A lion sculpture wears a mask on Shore Road in Cape Elizabeth on Monday. Credit: Troy R. Bennett / BDN

Another two Mainers have died as health officials on Wednesday reported 147 more coronavirus cases across the state.

The number of coronavirus cases diagnosed in the past 14 days statewide is 2,219. This is an estimation of the current number of active cases in the state, as the Maine CDC is no longer tracking recoveries for all patients. That’s up from 2,176 on Tuesday.

In recent days, Maine has seen new coronavirus cases stabilize in the low triple digits. That comes after Maine saw an accelerating decline in confirmed virus transmission from mid-January when cases reached a record-high 830 through mid-February when they slipped below 100 for the first time in months.

Since then, Maine has seen active cases tick up, the seven-day average climb and a rise in its positivity rate.
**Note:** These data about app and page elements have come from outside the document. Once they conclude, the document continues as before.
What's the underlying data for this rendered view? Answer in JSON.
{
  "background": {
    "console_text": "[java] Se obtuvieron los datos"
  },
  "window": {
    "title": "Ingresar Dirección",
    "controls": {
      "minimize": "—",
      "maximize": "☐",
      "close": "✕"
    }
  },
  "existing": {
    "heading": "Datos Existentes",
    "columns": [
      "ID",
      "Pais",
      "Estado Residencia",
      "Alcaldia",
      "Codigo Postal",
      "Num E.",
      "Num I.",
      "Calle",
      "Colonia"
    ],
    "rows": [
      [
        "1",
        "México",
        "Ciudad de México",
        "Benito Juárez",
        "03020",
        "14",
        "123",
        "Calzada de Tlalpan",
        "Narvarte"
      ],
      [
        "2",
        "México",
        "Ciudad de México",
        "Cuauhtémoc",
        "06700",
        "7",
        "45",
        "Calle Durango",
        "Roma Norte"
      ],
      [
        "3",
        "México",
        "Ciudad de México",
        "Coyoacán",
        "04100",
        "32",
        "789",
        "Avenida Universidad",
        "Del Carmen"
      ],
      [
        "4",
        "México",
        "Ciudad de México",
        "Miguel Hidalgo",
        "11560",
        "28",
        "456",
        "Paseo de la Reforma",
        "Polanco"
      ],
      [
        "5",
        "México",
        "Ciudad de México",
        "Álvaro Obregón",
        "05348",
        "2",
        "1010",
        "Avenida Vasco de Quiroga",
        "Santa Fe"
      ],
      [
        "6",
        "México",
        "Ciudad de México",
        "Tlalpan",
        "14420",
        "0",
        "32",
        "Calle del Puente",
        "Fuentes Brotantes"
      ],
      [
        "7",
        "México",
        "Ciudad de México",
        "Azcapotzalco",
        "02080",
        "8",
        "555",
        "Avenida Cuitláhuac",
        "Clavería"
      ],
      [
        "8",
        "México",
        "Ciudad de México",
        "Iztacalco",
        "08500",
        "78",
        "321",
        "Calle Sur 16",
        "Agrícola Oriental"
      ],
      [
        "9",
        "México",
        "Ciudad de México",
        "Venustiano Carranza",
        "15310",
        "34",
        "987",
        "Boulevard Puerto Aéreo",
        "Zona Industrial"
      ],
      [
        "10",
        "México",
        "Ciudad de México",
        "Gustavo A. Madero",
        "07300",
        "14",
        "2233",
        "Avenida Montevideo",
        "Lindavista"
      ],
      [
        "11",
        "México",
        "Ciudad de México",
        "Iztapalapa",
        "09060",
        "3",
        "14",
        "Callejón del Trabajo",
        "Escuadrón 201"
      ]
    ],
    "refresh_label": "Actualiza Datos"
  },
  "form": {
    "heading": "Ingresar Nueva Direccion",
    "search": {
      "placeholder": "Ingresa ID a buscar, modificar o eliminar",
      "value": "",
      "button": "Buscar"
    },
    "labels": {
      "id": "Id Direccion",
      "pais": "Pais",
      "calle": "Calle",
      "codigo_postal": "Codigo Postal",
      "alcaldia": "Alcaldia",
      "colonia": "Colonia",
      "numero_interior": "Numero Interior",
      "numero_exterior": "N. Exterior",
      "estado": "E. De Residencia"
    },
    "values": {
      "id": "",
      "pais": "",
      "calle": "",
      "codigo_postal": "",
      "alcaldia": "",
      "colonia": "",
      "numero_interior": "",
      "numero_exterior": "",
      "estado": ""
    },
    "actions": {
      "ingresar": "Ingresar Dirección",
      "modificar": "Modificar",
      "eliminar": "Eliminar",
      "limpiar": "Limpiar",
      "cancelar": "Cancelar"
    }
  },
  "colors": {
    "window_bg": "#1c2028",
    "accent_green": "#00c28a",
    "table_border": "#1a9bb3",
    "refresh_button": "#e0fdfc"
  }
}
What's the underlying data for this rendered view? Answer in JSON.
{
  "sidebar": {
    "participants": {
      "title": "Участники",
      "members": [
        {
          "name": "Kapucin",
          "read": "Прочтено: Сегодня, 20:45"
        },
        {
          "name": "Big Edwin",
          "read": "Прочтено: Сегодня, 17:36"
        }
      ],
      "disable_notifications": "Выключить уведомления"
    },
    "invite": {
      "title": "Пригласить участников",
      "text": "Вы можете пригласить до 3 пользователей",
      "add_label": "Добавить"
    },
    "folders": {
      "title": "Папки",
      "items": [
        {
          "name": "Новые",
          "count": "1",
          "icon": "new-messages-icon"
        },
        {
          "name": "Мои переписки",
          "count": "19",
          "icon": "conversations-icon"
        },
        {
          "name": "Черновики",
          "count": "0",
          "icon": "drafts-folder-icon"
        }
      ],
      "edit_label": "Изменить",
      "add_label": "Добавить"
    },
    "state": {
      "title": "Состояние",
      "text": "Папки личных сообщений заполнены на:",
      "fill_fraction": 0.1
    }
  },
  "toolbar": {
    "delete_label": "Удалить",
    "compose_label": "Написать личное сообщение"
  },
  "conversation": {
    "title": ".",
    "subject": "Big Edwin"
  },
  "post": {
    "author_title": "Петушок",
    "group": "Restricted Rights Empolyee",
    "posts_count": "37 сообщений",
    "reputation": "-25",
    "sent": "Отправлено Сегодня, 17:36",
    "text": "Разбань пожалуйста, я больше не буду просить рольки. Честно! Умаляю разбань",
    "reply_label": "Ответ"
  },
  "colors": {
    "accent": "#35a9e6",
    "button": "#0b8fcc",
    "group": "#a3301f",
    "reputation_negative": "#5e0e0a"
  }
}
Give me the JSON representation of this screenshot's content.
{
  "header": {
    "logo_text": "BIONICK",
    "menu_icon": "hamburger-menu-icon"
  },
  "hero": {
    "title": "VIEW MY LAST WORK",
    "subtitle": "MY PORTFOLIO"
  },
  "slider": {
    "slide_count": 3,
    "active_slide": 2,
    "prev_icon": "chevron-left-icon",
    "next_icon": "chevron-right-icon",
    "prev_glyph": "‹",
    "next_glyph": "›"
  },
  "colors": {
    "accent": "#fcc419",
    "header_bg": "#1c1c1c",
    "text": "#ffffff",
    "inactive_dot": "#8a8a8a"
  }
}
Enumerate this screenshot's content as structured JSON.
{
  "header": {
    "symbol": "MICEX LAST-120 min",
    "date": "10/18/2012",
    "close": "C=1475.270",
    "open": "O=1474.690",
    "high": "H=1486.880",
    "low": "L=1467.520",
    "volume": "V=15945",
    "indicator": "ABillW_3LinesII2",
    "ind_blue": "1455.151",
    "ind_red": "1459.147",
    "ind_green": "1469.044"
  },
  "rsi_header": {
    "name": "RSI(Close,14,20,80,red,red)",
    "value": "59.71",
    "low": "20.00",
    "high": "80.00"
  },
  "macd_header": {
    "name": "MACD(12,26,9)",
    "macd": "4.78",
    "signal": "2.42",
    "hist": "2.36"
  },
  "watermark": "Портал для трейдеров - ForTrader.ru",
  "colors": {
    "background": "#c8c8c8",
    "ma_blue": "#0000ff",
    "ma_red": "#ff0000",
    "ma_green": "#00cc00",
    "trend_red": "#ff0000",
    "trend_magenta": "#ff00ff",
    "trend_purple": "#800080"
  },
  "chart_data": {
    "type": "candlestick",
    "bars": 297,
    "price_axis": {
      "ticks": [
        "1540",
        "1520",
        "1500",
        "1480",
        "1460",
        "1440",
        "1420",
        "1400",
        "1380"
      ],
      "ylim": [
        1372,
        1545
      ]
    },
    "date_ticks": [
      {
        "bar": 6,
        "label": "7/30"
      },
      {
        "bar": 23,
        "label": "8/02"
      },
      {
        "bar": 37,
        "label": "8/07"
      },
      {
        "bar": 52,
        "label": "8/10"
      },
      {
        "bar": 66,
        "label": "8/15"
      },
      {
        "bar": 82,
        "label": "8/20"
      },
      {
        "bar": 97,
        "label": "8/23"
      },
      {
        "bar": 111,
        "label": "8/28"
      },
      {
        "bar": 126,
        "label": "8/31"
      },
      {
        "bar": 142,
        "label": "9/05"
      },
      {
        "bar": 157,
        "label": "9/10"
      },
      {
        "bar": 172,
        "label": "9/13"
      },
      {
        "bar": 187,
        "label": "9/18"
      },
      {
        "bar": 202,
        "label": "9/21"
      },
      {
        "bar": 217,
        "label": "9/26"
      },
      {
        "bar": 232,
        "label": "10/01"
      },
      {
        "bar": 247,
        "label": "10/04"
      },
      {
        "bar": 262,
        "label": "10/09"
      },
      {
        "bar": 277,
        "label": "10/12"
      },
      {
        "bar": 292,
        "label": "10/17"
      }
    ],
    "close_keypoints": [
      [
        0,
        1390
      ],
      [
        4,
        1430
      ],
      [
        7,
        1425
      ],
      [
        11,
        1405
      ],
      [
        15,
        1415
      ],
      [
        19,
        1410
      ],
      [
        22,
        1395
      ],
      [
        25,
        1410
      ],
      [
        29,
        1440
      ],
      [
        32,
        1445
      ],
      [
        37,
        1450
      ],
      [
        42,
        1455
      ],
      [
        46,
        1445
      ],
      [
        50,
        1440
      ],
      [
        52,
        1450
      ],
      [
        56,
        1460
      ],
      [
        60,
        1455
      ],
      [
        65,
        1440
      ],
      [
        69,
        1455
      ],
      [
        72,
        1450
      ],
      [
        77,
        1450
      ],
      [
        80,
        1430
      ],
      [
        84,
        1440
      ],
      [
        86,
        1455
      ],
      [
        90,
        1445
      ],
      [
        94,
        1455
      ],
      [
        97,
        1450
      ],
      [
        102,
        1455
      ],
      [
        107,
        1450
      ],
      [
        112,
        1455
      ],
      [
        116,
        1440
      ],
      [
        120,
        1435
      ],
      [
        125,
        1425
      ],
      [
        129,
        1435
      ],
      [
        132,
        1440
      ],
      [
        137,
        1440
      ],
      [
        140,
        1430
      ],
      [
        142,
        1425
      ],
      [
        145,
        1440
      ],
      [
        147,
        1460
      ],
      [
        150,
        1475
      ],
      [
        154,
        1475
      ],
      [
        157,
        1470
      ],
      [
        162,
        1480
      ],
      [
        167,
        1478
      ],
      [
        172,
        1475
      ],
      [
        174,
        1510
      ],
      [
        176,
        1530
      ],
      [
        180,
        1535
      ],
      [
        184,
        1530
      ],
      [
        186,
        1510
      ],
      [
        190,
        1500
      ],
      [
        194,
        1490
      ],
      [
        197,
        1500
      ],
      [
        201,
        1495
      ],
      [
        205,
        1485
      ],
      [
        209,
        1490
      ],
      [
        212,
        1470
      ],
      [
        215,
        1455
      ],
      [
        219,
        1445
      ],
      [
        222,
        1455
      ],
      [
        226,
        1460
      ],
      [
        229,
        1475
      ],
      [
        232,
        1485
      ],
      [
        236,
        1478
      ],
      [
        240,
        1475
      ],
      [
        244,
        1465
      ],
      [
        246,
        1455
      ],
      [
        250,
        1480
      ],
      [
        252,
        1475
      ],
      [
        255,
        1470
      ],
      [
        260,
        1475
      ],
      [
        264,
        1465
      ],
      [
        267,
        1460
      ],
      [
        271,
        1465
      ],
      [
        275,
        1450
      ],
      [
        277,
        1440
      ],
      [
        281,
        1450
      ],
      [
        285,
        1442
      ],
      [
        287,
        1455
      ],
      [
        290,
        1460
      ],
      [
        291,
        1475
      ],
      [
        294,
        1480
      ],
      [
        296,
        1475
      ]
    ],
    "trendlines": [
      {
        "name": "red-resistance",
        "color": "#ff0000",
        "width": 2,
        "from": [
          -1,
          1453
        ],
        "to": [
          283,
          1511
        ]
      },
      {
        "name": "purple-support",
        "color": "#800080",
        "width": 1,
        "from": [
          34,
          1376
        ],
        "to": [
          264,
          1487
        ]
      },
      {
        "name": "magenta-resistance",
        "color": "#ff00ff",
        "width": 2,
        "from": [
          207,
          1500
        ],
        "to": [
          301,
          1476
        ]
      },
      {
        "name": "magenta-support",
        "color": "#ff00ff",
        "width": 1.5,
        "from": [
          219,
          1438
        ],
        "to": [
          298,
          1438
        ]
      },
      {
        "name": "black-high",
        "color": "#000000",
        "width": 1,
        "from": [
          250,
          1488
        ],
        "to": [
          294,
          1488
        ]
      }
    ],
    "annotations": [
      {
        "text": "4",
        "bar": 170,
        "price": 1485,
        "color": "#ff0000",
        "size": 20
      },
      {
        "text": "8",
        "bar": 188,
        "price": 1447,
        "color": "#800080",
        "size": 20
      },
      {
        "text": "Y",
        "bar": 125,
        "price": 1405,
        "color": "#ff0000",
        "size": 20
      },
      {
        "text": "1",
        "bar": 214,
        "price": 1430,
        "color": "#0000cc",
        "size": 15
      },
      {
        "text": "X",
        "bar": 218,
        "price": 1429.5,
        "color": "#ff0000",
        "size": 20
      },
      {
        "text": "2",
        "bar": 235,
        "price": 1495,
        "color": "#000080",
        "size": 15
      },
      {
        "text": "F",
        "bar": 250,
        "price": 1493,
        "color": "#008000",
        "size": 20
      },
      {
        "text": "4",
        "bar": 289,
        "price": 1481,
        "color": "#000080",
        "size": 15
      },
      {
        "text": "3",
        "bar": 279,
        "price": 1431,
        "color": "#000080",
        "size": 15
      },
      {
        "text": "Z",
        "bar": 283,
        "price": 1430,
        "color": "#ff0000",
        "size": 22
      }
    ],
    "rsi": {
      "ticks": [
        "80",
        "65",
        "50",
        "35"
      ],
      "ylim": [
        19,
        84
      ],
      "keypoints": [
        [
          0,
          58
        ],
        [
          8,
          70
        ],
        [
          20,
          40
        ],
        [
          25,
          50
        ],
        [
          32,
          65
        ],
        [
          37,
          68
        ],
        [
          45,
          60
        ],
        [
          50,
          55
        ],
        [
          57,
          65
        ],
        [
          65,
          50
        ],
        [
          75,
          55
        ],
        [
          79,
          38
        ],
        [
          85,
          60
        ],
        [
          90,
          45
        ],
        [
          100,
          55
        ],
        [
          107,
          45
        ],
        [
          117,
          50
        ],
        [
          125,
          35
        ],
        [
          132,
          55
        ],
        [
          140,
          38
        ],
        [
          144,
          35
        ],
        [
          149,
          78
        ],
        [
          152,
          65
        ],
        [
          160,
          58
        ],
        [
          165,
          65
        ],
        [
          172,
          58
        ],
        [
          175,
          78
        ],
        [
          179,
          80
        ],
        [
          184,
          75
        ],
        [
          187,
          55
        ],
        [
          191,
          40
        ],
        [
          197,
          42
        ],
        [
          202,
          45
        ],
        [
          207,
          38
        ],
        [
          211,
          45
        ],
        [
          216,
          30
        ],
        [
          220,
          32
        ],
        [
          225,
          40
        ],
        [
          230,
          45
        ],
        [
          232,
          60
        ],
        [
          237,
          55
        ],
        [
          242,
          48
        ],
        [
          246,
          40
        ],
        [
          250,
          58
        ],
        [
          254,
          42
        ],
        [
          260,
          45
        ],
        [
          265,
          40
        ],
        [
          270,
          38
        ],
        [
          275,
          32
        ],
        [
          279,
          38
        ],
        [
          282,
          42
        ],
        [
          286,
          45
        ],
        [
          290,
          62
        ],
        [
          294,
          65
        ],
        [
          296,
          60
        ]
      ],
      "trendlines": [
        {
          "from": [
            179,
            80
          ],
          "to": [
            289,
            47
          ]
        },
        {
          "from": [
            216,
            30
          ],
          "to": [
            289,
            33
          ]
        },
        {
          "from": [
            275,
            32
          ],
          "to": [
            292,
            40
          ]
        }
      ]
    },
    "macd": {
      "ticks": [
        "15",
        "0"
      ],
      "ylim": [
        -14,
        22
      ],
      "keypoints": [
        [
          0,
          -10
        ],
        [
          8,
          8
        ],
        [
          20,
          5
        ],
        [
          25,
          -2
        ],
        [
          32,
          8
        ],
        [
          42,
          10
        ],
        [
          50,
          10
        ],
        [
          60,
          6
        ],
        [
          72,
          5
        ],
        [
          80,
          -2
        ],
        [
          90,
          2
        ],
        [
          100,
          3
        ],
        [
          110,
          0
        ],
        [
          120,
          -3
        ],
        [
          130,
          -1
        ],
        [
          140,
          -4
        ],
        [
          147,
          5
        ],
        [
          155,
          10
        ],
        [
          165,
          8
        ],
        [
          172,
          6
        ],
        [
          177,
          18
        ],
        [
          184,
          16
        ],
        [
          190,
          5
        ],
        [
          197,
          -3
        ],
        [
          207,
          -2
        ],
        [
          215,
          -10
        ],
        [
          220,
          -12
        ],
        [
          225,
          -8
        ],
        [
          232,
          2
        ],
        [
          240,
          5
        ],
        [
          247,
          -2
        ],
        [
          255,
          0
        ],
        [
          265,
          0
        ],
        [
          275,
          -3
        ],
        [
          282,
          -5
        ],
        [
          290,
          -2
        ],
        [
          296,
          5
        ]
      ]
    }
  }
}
“We’re not sure at this time what that increase may represent,” Maine CDC Director Nirav Shah said during a Tuesday press conference. He said that his agency’s epidemiologists are looking for patterns that may explain the trends Maine is seeing.

Shah said Maine has seen a “remarkable” decline in cases, but that decline has slowed.

“While we’re not seeing those multiple of hundreds of cases that we saw six, seven, or eight weeks ago, we’re not seeing a continuation of that reduction,” he said.

Two men in their 50s and 70s from York County have succumbed to the virus, bringing the statewide death toll to 705.

Wednesday’s report brings the total number of coronavirus cases in Maine to 45,091, according to the Maine CDC. That’s up from 44,944 on Tuesday.

Of those, 35,411 have been confirmed positive, while 9,680 were classified as “probable cases,” the Maine CDC reported.

The new case rate statewide Wednesday was 1.10 cases per 10,000 residents, and the total case rate statewide was 336.90.

Maine’s seven-day average for new coronavirus cases is 171.6, down from 173.6 a day ago, up from 148.6 a week ago and down from 294.4 a month ago. That average peaked on Jan. 14 at 625.3.

The most cases have been detected in Mainers in their 20s, while Mainers over 80 years old make up the majority of deaths. More cases and deaths have been recorded in women than men. For a complete breakdown of the age and sex demographics of cases, hospitalizations and deaths, use the interactive graphic below.

So far, 1,545 Mainers have been hospitalized at some point with COVID-19, the illness caused by the new coronavirus. Of those, 67 are currently hospitalized, with 24 in critical care and eight on a ventilator. Currently, 110 out of 399 critical care beds and 255 out of 319 ventilators are available. Meanwhile, 446 alternative ventilators are available.

The total statewide hospitalization rate on Wednesday was 11.54 patients per 10,000 residents.

Cases have been reported in Androscoggin (4,849), Aroostook (1,288), Cumberland (12,647), Franklin (909), Hancock (918), Kennebec (3,674), Knox (658), Lincoln (585), Oxford (2,239), Penobscot (3,963), Piscataquis (303), Sagadahoc (890), Somerset (1,251), Waldo (595), Washington (725) and York (9,593) counties. Information about where an additional four cases were reported wasn’t immediately available.

For a complete breakdown of the county by county data, use the interactive graphic below.

Overall, 1,886,417 COVID-19 tests have been administered and the statewide positivity rate is 2.84 percent. 

An additional 5,431 Mainers have been vaccinated against the coronavirus in the previous 24 hours. As of Wednesday, 236,784 Mainers have received a first dose of the vaccine, while 127,647 have received two doses.

As of Wednesday evening, the coronavirus had sickened 28,771,556 people in all 50 states, the District of Columbia, Puerto Rico, Guam, the Northern Mariana Islands and the U.S. Virgin Islands, as well as caused 518,900 deaths, according to the Johns Hopkins University of Medicine.

Nationwide, 80.5 million doses of the vaccine have been administered, an increase of 1.9 million doses since Tuesday, according to Bloomberg.

Correction: A previous version of this story misstated the number of second doses of the COVID-19 vaccine administered in Maine.